A great many sponsors made this congress happen and there are too many to include here, but suffice to say that they were heartily thanked and applauded at the event and their efforts should always be commended.
One of the disappointments of congress this year was the failure to get under way a trip to Mozambique, to enjoy lunch at Casa Musika, on the shores of Chicamba Dam and about 40 minutes from Forbes Border Post. HAZ achieved this back in 2001, and had previously done something similar in the 1990s with a trip over to Zambia when congress took place at Kariba. I understand it was transport that was the problem for this, although the authorities had cleared the way for swift cross-border formalities for the party.
It was a chance once again to recognise the value of Mutare as a venue for conferences and leisure travel. Prices in the area are lower than for many years and it’s a great time to visit, with everything greening up with the rains. The problem road into the Bvumba is being sorted out – thanks to efforts by Gordon Addams and the team in the Eastern Highlands Experience, as well as from Leopard Rock’s Samir Sasha. It is essential for all the roads in the Eastern Highlands to be attended to, so I hope the relevant authorities reading this will get into quick action.

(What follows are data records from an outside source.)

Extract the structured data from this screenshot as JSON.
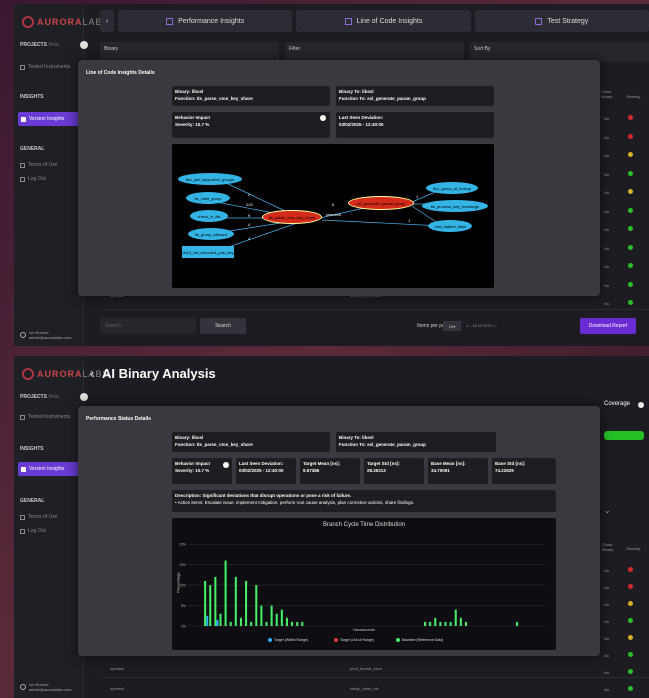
{
  "brand": {
    "name_main": "AURORA",
    "name_suffix": "LABS"
  },
  "sidebar": {
    "projects_label": "PROJECTS",
    "projects_sub": "Beta",
    "tested_instruments": "Tested Instruments",
    "insights_label": "INSIGHTS",
    "version_insights": "Version Insights",
    "general_label": "GENERAL",
    "terms": "Terms of Use",
    "logout": "Log Out",
    "user_name": "Ion Runner",
    "user_email": "admin@auroralabs.com"
  },
  "top": {
    "tabs": [
      "Performance Insights",
      "Line of Code Insights",
      "Test Strategy"
    ],
    "filters": [
      {
        "label": "Binary"
      },
      {
        "label": "Filter"
      },
      {
        "label": "Sort By"
      }
    ],
    "bg_row_left": "openssl",
    "bg_row_mid": "ssl_hfb_pvd_enc0",
    "right_header": [
      "Close Binary",
      "Severity"
    ],
    "right_values": [
      "No",
      "No",
      "No",
      "No",
      "No",
      "No",
      "No",
      "No",
      "No",
      "No",
      "No"
    ],
    "severity_colors": [
      "#d62a2a",
      "#d62a2a",
      "#d6b02a",
      "#2ac02a",
      "#d6b02a",
      "#2ac02a",
      "#2ac02a",
      "#2ac02a",
      "#2ac02a",
      "#2ac02a",
      "#2ac02a"
    ],
    "search_placeholder": "Search",
    "search_button": "Search",
    "items_per_page": "Items per page:",
    "items_per_page_value": "10",
    "page_info": "1 – 10 of 2374",
    "download_button": "Download Report"
  },
  "loc_modal": {
    "title": "Line of Code Insights Details",
    "binary": "Binary: libssl",
    "function": "Function: tls_parse_ctos_key_share",
    "binary_to": "Binary To: libssl",
    "function_to": "Function To: ssl_generate_param_group",
    "impact_label": "Behavior Impact",
    "severity": "Severity: 10.7 %",
    "last_seen_label": "Last Seen Deviation:",
    "last_seen_value": "03/02/2025 - 12:40:00",
    "graph": {
      "nodes_left": [
        "tls1_get_supported_groups",
        "tls_valid_group",
        "check_in_list",
        "tls_group_allowed"
      ],
      "node_rect": "tls13_set_encoded_pub_key",
      "node_center": "tls_parse_ctos_key_share",
      "node_center2": "ssl_generate_param_group",
      "nodes_right": [
        "tls1_group_id_lookup",
        "tls_process_key_exchange",
        "ossl_statem_fatal"
      ],
      "edge_labels": [
        "2",
        "229",
        "9",
        "4",
        "1",
        "4",
        "6",
        "1",
        "selected",
        "1",
        "1"
      ]
    }
  },
  "bottom": {
    "page_title": "AI Binary Analysis",
    "coverage_label": "Coverage",
    "right_header": [
      "Close Binary",
      "Severity"
    ],
    "row1_left": "openssl",
    "row1_mid": "print_format_error",
    "row2_left": "openssl",
    "row2_mid": "setup_client_ctx",
    "right_values": [
      "No",
      "No",
      "No",
      "No",
      "No",
      "No",
      "No",
      "No"
    ],
    "severity_colors": [
      "#d62a2a",
      "#d62a2a",
      "#d6b02a",
      "#2ac02a",
      "#d6b02a",
      "#2ac02a",
      "#2ac02a",
      "#2ac02a"
    ]
  },
  "perf_modal": {
    "title": "Performance Status Details",
    "binary": "Binary: libssl",
    "function": "Function: tls_parse_ctos_key_share",
    "binary_to": "Binary To: libssl",
    "function_to": "Function To: ssl_generate_param_group",
    "impact_label": "Behavior Impact",
    "severity": "Severity: 10.7 %",
    "last_seen_label": "Last Seen Deviation:",
    "last_seen_value": "03/02/2025 - 12:40:00",
    "target_mean_label": "Target Mean [ns]:",
    "target_mean_value": "9.57386",
    "target_std_label": "Target Std [ns]:",
    "target_std_value": "28.35313",
    "base_mean_label": "Base Mean [ns]:",
    "base_mean_value": "34.70091",
    "base_std_label": "Base Std [ns]:",
    "base_std_value": "74.22629",
    "description": "Description: Significant deviations that disrupt operations or pose a risk of failure.",
    "action": "• Action items: Escalate issue, implement mitigation, perform root cause analysis, plan corrective actions, share findings."
  },
  "chart_data": {
    "type": "bar",
    "title": "Branch Cycle Time Distribution",
    "xlabel": "Nanoseconds",
    "ylabel": "Percentage",
    "ytick_labels": [
      "0%",
      "5%",
      "10%",
      "15%",
      "20%"
    ],
    "ylim": [
      0,
      22
    ],
    "series": [
      {
        "name": "Target (Within Range)",
        "color": "#33aaff",
        "values": [
          0,
          0,
          0,
          2.5,
          0,
          1.5,
          0,
          0,
          0,
          0,
          0,
          0,
          0,
          0,
          0,
          0,
          0,
          0,
          0,
          0,
          0,
          0,
          0,
          0,
          0,
          0,
          0,
          0,
          0,
          0,
          0,
          0,
          0,
          0,
          0,
          0,
          0,
          0,
          0,
          0,
          0,
          0,
          0,
          0,
          0,
          0,
          0,
          0,
          0,
          0,
          0,
          0,
          0,
          0,
          0,
          0,
          0,
          0,
          0,
          0,
          0,
          0,
          0,
          0,
          0,
          0,
          0,
          0,
          0,
          0
        ]
      },
      {
        "name": "Target (Out of Range)",
        "color": "#ee3333",
        "values": []
      },
      {
        "name": "Baseline (Reference Data)",
        "color": "#44ee66",
        "values": [
          0,
          0,
          0,
          11,
          10,
          12,
          3,
          16,
          1,
          12,
          2,
          11,
          1,
          10,
          5,
          1,
          5,
          3,
          4,
          2,
          1,
          1,
          1,
          0,
          0,
          0,
          0,
          0,
          0,
          0,
          0,
          0,
          0,
          0,
          0,
          0,
          0,
          0,
          0,
          0,
          0,
          0,
          0,
          0,
          0,
          0,
          1,
          1,
          2,
          1,
          1,
          1,
          4,
          2,
          1,
          0,
          0,
          0,
          0,
          0,
          0,
          0,
          0,
          0,
          1,
          0,
          0,
          0,
          0,
          0
        ]
      }
    ],
    "legend_position": "bottom"
  }
}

After all, would this not be a good direction for the money being earned at the many tool gates around the country?
HAZ may have a surprise in store for its members in 2016. In line with what a lot of regional associations are doing, HAZ is looking at the possibility of an over-the-border congress for the first time… something innovative, stemming from their theme this year. So, look out Botswana, Mozambique, Zambia or South Africa… here comes HAZ.
The Eastern Highlands is a leading destination, with the city of Mutare in the centre and the Nyanga mountains to the north — along with the beautiful Odzani-Penhalong area — and with the Chimanimani mountains to the south and the Bvumba mountains south-east of the city. There’s something for everyone and in the Bvumba there’s the world-famous Tony’s Coffee Shop. Get to the Eastern Highlands as soon as you can.